» Source data

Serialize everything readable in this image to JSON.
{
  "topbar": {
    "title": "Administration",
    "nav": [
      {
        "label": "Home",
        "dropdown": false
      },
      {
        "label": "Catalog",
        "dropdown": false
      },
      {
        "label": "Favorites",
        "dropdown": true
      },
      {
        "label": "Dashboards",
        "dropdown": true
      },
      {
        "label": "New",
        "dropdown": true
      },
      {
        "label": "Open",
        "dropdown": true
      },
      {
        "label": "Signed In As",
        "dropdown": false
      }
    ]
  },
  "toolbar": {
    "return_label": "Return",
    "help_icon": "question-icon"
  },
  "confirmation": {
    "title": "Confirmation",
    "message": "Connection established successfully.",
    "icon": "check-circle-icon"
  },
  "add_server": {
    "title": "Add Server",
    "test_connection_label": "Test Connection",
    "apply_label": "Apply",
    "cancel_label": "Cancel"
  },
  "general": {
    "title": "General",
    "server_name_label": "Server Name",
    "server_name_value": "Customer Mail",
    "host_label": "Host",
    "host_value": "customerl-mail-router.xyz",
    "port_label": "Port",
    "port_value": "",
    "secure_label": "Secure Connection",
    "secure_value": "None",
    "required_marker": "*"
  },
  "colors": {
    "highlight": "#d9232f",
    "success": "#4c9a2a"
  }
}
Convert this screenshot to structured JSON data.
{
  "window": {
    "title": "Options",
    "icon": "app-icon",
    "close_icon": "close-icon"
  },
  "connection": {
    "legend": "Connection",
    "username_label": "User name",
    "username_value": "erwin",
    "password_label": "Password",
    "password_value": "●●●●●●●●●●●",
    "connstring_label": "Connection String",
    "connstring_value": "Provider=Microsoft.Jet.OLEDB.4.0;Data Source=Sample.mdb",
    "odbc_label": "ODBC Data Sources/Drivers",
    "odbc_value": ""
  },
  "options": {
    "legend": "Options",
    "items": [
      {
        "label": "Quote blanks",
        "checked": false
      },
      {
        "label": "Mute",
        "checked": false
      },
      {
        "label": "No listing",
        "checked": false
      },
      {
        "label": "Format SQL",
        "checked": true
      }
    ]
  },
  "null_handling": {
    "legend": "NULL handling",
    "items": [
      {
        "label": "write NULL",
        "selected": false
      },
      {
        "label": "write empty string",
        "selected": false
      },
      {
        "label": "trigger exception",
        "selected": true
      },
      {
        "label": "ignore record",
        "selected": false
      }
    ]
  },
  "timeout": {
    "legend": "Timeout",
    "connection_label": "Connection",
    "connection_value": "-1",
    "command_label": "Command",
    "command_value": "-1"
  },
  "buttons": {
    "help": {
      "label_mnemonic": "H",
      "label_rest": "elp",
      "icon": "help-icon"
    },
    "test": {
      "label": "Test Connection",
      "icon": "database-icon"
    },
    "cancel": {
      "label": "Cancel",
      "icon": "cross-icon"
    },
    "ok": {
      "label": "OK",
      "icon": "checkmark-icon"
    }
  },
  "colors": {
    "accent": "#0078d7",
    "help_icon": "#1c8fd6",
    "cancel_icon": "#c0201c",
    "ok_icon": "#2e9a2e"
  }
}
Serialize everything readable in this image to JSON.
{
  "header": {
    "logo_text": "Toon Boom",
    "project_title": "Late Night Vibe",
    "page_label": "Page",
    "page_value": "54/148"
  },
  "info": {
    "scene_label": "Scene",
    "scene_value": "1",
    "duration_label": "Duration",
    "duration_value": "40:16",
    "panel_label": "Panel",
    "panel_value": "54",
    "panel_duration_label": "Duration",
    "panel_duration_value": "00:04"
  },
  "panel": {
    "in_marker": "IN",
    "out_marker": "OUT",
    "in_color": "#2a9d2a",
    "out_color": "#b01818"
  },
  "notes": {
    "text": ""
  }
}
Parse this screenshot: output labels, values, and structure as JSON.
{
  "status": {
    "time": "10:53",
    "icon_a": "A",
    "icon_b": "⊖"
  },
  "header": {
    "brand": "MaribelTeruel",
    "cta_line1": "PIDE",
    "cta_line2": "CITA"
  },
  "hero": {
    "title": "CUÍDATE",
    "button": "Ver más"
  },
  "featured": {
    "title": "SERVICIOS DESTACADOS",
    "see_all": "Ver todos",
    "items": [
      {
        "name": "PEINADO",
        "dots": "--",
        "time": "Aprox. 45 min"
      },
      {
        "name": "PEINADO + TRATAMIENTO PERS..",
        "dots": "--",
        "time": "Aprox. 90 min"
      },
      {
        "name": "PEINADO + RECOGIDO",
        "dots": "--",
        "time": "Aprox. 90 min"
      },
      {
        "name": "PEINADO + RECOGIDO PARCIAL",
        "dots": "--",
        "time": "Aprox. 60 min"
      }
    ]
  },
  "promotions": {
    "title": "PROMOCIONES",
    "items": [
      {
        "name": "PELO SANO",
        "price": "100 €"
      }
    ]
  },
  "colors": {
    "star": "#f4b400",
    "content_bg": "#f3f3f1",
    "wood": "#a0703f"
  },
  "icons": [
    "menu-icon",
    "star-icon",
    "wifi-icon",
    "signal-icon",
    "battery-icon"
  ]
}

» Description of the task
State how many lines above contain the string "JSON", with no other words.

» Output below
4